5 June 2006
Half of all those living in poverty around the world live in the drylands. These arid and semi-arid regions – vast border expanses between desert and grassland – are home to more than two billion people and cover 41 percent of the Earth’s landmass. Life-sustaining vegetation struggles to ward off desertification and livelihoods are often threatened by the harsh conditions that predominate on these frontiers of human development.
Today, on World Environment Day, we focus on the obstacles facing us in this International Year of Deserts and Desertification, and on what we must to do overcome them. Reaching the Millennium Development Goals will be especially challenging in these fragile ecosystems. Dryland populations face continued land degradation. They are both geographically and politically marginalised. They lack modern energy services. They are largely unprepared for climate change. Water is scarce. Half the world’s poor today are struggling to preserve their way of life in the face of deteriorating conditions in the drylands.
UNDP works with over 60 partner countries to develop National Action Programmes to Combat Desertification. Since 2003, UNDP has leveraged through the Global Environment Facility and other donors more than $370 million of grant funding to developing countries to support sustainable land management. With the support of our partners we have set up the World Initiative for Sustainable Pastoralism, a unique human development initiative on which we are calling for more international support. UNDP advocates four key elements necessary to nurture human development in the drylands.
Firstly, the inhabitants need legal rights, especially to the land they farm and live on. We are centrally involved in pro-poor environmental governance reform, which strengthens the land tenure rights of the poorest and embarks on land-reform programmes, paying particular attention to the empowerment of women. Secondly, people living in the drylands need alternative energy sources. At UNDP, we are striving to develop greater access to modern energy services. Over 2.4 billion people still rely on traditional biomass fuels, such as wood, dung and charcoal, for cooking and heating, greatly aggravating land degradation and desertification.

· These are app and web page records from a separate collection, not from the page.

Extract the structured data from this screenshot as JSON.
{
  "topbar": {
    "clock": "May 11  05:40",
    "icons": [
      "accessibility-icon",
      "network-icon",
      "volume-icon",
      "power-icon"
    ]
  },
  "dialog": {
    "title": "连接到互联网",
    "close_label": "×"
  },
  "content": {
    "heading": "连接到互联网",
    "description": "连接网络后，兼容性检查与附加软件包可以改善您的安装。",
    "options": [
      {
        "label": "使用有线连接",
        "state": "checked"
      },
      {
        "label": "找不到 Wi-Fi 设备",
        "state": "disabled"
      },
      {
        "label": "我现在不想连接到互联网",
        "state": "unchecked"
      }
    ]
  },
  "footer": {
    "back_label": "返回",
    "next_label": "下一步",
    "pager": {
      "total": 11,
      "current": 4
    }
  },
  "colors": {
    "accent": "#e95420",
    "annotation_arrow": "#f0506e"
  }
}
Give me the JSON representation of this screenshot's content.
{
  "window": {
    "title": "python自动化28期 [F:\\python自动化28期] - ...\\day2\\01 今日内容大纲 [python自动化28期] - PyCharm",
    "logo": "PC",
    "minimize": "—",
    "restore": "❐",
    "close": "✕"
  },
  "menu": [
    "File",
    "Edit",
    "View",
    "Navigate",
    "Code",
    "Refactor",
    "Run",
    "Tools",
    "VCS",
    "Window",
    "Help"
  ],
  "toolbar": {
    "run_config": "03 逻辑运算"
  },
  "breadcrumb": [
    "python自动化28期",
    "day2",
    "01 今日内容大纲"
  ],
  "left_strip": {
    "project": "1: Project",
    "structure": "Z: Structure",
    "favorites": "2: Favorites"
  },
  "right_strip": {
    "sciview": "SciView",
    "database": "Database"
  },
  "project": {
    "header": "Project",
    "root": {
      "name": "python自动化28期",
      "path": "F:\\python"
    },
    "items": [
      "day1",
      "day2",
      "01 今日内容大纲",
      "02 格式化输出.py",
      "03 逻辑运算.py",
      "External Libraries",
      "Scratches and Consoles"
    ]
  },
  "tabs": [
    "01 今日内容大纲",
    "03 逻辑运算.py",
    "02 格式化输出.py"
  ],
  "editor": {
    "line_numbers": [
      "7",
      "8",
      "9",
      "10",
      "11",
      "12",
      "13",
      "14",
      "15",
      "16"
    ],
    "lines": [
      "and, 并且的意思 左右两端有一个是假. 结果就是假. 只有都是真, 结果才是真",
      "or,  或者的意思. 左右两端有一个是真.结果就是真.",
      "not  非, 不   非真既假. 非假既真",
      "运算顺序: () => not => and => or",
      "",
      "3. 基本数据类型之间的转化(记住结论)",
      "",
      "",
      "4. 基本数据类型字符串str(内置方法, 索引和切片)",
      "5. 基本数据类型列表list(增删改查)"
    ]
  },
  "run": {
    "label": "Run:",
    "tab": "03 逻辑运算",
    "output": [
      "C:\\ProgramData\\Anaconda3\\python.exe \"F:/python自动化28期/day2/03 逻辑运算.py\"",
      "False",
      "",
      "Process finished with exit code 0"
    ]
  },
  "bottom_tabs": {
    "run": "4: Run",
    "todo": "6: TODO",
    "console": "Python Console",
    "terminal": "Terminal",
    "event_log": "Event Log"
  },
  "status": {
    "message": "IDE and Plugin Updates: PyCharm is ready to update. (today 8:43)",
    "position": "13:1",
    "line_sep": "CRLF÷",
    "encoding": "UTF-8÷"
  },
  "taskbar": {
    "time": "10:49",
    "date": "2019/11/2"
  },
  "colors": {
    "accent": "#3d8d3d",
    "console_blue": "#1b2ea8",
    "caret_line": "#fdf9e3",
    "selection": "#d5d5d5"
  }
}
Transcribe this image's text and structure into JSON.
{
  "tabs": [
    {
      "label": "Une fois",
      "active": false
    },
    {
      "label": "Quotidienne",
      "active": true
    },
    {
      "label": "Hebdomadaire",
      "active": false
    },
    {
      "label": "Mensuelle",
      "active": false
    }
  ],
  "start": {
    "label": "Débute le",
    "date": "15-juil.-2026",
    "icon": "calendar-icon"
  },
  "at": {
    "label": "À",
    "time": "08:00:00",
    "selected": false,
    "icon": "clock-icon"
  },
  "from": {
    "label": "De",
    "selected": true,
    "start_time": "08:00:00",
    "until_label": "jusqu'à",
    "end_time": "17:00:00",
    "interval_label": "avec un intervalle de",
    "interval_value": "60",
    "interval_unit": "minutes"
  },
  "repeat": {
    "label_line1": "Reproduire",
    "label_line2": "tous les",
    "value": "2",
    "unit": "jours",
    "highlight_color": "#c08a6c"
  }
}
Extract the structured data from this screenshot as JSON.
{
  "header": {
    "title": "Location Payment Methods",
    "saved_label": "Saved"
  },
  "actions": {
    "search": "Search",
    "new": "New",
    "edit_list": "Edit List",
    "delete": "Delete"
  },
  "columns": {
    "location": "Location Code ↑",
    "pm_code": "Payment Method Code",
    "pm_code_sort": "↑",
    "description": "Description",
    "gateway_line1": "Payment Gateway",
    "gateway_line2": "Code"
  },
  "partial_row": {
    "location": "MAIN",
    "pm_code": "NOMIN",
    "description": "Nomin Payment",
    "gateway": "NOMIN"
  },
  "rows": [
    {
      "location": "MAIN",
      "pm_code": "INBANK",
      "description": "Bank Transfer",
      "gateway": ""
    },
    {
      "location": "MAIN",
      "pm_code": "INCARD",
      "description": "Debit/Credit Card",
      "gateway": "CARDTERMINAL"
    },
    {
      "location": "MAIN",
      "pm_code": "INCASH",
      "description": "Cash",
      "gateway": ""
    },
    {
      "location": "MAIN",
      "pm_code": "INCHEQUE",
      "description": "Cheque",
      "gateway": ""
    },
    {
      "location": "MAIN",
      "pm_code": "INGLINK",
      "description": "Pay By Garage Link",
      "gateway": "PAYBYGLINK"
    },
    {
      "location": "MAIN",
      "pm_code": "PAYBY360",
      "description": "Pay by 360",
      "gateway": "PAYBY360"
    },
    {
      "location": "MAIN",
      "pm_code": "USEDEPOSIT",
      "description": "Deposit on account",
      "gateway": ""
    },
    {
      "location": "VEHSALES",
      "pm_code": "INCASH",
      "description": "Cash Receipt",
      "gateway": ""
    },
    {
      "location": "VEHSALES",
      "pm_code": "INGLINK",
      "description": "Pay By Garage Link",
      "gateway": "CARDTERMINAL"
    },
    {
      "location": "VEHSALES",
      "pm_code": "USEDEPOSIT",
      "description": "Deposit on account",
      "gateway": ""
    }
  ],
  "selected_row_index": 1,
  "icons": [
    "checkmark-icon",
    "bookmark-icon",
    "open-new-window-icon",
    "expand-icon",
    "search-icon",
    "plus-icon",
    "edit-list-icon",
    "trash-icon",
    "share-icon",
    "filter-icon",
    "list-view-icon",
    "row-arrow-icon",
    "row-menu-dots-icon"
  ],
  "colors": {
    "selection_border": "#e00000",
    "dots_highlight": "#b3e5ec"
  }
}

Thirdly, communities need assistance to adapt to climate change. UNDP helps local populations to better cope with the pressures of climate change, such as increased drought. And finally, UNDP underlines the vital importance of water, the subject of this year’s Human Development Report. We are working to forecast possible effects of climate change on water availability in the drylands and to help stakeholders develop adaptation, risk minimisation and coping strategies.
The environment is one of three dimensions of UN activity under review by the Secretary-General’s High Level Panel on System Wide Coherence, the others being development and humanitarian support. We should take advantage of this opportunity to maximize the UN’s effectiveness in addressing environmental concerns. Our efforts to preserve fragile ecosystems – including drylands – have never been more relevant than today.